- Compliance programs and audits: Nonexistent in originators and the presence of such procedures and employees is not proof that they were part of the process. Discovery will reveal that they were taken out of the loop on loans that were later claimed to be subject to claims of securitization.
- Effective Communication Systems and Controls: The only communication used was email or uploading of flat files to a server operated or controlled by the investment banker, containing bare bones facts about he loan, absent copies of any of the loan closing documents. This is how the investment bankers were able to claim ownership of the loans for purposes of foreclosure, bailouts, insurance, and credit default swaps when the real loss was incurred by the investors and the homeowners.
- Document Management: I need not elaborate, after the robo-signing, surrogate-signing, fabrication and forgeries that are well documented and even institutionalized as custom and practice in the industry. The documents were lost, destroyed, altered, fabricated and re-fabricated, forged in vain attempts to make them conform to the transaction that is alleged in foreclosures, but which never occurred. The borrowers and their lawyers are often fooled by this trick. They know the money was received, so their assumption was that the originator gave them the loan. This was not the case, In nearly all cases the loan was table funded — i.e., funded by an undisclosed principal access to whom was prohibited and withheld by the servicer, the originator and everyone else. AND remember that under Dodd-Frank the time limits for response to a RESPA 6 (QWR) inquiry have been reduced to 5 days and 30 days from 20 days and 60 days respectively.

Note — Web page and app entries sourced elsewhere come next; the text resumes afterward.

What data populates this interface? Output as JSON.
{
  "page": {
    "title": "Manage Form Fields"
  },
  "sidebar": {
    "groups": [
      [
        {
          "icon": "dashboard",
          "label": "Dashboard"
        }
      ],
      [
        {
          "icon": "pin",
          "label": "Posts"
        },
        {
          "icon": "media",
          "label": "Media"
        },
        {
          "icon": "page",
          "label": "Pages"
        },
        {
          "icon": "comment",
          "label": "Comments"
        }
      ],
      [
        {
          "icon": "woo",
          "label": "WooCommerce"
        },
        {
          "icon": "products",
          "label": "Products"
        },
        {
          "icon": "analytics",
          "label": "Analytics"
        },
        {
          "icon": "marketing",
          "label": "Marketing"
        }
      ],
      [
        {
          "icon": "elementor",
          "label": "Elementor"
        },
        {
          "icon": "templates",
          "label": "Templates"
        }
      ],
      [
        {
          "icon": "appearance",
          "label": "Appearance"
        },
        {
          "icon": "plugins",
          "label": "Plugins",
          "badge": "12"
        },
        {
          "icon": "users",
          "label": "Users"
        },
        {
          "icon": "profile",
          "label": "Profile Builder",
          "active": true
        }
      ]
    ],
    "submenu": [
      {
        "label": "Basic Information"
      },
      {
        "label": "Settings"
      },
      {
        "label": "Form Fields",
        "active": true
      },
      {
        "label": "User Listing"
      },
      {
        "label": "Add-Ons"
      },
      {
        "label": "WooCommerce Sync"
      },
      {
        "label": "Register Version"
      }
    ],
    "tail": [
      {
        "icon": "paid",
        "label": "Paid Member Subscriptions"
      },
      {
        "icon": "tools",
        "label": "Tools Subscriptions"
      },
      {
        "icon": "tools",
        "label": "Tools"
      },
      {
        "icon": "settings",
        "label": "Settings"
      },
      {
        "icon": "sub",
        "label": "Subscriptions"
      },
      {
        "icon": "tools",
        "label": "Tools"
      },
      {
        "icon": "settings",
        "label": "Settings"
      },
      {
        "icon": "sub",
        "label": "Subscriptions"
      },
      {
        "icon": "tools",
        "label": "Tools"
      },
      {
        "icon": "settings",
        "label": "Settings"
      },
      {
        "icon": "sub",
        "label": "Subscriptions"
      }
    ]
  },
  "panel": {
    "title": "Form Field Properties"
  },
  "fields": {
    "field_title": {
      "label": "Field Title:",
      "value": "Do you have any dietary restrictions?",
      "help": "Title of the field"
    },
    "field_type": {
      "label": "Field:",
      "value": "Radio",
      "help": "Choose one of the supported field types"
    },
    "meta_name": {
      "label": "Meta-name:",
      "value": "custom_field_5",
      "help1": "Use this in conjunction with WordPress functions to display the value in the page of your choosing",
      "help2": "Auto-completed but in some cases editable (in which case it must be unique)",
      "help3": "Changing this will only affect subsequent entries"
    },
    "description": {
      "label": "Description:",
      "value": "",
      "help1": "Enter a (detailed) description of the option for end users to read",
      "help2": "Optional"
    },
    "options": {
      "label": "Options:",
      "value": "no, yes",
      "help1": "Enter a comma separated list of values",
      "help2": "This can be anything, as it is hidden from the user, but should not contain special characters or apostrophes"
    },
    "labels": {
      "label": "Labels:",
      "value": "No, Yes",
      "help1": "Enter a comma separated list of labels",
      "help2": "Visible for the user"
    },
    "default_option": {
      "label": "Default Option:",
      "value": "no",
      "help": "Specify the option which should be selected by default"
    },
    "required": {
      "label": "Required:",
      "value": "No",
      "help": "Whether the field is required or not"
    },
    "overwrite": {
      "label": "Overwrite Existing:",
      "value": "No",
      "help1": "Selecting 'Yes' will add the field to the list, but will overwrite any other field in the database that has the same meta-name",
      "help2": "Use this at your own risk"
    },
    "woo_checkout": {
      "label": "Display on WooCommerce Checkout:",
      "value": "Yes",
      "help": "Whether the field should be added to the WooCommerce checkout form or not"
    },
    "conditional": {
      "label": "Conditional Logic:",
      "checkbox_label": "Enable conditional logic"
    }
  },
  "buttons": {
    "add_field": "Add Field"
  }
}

- Submission of periodic information to appropriate regulatory agencies that regulate Banks or lenders: If the originator did not report to a regulatory agency, then it wasn’t a lender. If it did report to regulatory agencies the question is whether they ever included in any of their reports information about your loan. In most cases, the information about your loan was either omitted or falsified.

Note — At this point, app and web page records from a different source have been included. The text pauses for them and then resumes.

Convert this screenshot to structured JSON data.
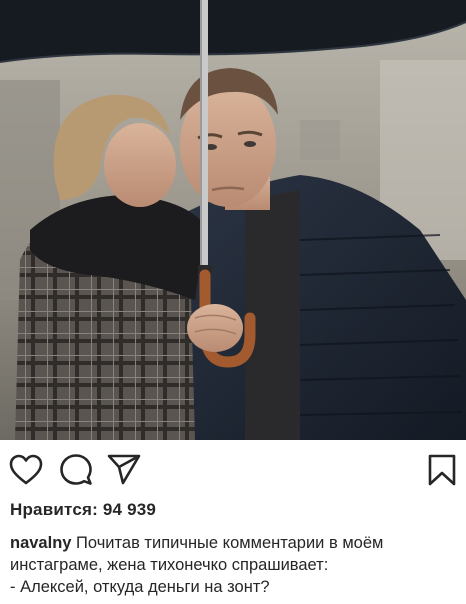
{
  "photo": {
    "alt_subject": "photo-of-couple-under-umbrella"
  },
  "actions": {
    "like_icon": "heart-icon",
    "comment_icon": "comment-bubble-icon",
    "share_icon": "paper-plane-icon",
    "save_icon": "bookmark-icon"
  },
  "likes": {
    "text": "Нравится: 94 939"
  },
  "caption": {
    "username": "navalny",
    "line1_rest": " Почитав типичные комментарии в моём",
    "line2": "инстаграме, жена тихонечко спрашивает:",
    "line3": "- Алексей, откуда деньги на зонт?"
  },
  "colors": {
    "text": "#262626",
    "background": "#ffffff"
  }
}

- Compliance with anti-fraud provisions on Federal and State levels: This characteristic would be laughable if wasn’t for the horrible toll taken upon millions of homeowners and tens of millions of people who suffered unemployment, reduced employment and loss of their retirement funds.
- In house audits to assess exposure for financial loss through litigation, fraud, theft, loss business and wasted capital from failed strategic initiatives: The simple answer is that such audits were and remain virtually non-existent. Even the so-called foreclosure review process is breaking all the rules. But it wouldn’t hurt to ask, in discovery, for a copy of the plan of the audit and the results. The fact is that most banks involved in the PONZI scheme that was called “Securitization” are still not reporting accurately, still reporting non-existing or overvalued assets and still not reporting liabilities in litigation that are even close to reality.
See the rest of the OCC Paper:
Filed under: bubble, CDO, CORRUPTION, currency, Eviction, foreclosure, GTC | Honor, Investor, Mortgage, securities fraud | Tagged: Deny and Discover, GFE, good faith estimate, OCC White Paper, RESPA, Tenant Protection, TILA, TILA Summary, truth in lending |